should rely on a lipped crankbait when you want to get lures to deeper
water, say from 6 to 20 feet or when you want the lure to carom off
submerged objects with less chance of getting hung up. Cast shallow
running crankbaits to banks, shallow points and ridges. Don't be
afraid to cast near cover, but not directly into it. Bring an array
of shallow oriented baits such as the Rapala Shad Rap, Bill
Dance Fat Free Shad in the 2 inch, 3/8-ounce size, Bomber
model 6A and 7A, Bill Norman Deep Little N and Rapala
question, the most popular, as well as most productive, medium to
deep running crankbait on Huites is the Bill
Dance Fat Free Shad.
Although Huites' bass will take other large crankbait offerings,
the Fat Free Shad continues to outcatch anything else. Two must sizes
of this bait to bring on your trip to Huites are the 2-1/2 inch, ½-ounce
model and the 3-inch, ¾-ounce model. Must colors include the
threadfin shad, pearl white, pearl body with red back, firetiger,
citrus shad and blue shad. Fish these baits on ridges, bars, points
and humps. A medium to fast retrieve seems to be the most productive
method to entice Huites' bass. Huites bass tend to school, so if
you land a lunker fish on a deep diving crankbait, keep these fish "hot" and
active by continuing to saturate the water with these baits. These
baits will trigger a bite unlike any other lure on Huites.
Spinnerbaits are extremely effective lures, as they can be fished in a variety
of ways. They basically resemble a safety pin in design. A lead head
of varying weight is combined with a wire framework, sharp hook and
one or more flashing spinner blades which may range from an oval
shape to a long slender willowleaf shape. A soft-rubber, plastic,
silicone or "lumaflex" skirt is added to cover the hook
and to add color and bulk to entice bass.
A few basic rules apply when fishing spinnerbaits, however these
are not set in stone and a savvy angler will let the fish dictate
what bait to use and not simply follow the guidelines set down by
other anglers. In general, however, you should consider a white or
baitfish colored skirted spinnerbait in clear water. In off colored
or dingy water, consider a chartreuse or dark colored skirted spinnerbait.
If you are fishing in clear water, the flash of a spinnerbait is
more important then when you are fishing in dingy water (where sound
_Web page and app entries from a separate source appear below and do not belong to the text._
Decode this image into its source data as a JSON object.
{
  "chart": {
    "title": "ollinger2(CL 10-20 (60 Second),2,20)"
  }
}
and vibration might be more important), so consider a bait that offers
willowleaf blades. These blades are known for their flash. In off-colored
water, consider a Colorado or Indiana blade, as they give off more
vibration. In clearer water, you should initially try chrome, gold
or white colored spinnerbait blades, while in off-colored water,
consider chartreuse, gold, black or copper colored blades.
Huites is such a deep lake, consider a heavier headed spinnerbait (at least a half ounce), so that you can get the baits down quicker
to cover that might be in 3 to 5 feet of water. You don't necessarily
have to use a super-large bodied bait, just a heavier head. Bring
a selection of spinnerbaits ranging from ¼ to ¾ ounces
and with a variety of colored skirts and blades and with a good selection
of the various shapes of blades. Experiment with single bladed spinnerbaits as well as tandem bladed baits.
When fishing shallow water cover, cast past the cover and work the
spinnerbait up to the cover and bump it before continuing the retrieve.
You may want to also consider "killing" the bait after
it bumps the objects before continuing the retrieve. In deeper water,
consider using single bladed baits and use a yo-yo or rise and fall
retrieve or a slow crawl retrieve. If the fish are not holding tight
to shallow water cover, consider backing out and working the spinnerbait around submerged cover in 4 to 8 feet of water. The fish will let
you now just how fast to retrieve these baits and whether they want
a steady or stop and start retrieve.
Consider using a rod that has a flexible tip, as too many anglers
using stout worm type rods and do not give the fish a chance to inhale
the bait before setting the hook and pulling it away from them. Typically,
with spinnerbaits, you should rely on line ranging from 14 to 25
lb test on Huites.